YOUR TASK |
Find the lines below that include the word "Manager" and state how many there are, adding nothing.

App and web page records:
——————————
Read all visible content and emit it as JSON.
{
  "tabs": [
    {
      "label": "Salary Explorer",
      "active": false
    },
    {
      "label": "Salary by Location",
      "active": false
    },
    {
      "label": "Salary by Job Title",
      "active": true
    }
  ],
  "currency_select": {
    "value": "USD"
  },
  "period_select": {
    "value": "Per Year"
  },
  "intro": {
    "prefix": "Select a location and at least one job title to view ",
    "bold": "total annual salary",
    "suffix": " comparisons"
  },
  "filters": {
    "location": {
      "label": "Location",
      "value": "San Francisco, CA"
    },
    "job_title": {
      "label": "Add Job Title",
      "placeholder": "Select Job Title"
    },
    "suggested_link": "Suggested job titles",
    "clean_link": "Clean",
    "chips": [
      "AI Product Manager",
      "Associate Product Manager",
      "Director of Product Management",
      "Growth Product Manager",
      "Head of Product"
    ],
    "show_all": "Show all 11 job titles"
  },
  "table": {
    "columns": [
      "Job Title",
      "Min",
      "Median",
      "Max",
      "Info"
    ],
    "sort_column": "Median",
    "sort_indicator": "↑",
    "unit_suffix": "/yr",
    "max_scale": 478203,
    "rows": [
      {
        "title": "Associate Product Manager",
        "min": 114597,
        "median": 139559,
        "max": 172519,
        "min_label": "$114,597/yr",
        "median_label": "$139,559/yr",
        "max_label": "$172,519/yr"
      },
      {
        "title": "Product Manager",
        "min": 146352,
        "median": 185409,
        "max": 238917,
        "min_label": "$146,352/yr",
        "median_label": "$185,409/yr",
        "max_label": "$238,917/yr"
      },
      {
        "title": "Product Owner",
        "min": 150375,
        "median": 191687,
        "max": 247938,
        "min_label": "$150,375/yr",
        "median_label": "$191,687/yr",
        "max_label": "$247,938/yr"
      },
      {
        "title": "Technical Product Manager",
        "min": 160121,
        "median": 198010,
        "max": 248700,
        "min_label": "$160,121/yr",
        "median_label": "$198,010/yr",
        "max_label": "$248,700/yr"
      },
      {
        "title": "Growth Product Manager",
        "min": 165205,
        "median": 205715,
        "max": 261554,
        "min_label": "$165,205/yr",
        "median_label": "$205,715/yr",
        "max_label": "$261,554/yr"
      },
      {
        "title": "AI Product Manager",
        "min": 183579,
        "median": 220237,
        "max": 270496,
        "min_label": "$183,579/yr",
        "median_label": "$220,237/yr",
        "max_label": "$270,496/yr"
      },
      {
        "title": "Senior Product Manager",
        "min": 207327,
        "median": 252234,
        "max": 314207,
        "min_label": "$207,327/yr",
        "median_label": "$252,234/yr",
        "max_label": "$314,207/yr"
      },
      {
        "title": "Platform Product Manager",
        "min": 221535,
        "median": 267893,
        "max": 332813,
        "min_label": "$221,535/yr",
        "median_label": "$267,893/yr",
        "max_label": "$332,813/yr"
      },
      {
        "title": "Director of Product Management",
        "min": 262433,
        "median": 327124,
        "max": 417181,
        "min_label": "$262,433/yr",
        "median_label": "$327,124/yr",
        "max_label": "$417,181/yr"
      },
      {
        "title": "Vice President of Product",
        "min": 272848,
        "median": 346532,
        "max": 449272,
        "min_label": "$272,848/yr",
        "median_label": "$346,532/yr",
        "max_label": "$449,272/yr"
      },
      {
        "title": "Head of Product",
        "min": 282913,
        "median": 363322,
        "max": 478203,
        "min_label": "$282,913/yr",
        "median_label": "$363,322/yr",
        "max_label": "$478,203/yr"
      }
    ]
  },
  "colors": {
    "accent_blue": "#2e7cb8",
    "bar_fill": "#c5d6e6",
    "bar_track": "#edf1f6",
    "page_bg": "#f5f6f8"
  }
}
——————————
YOUR RESPONSE |
10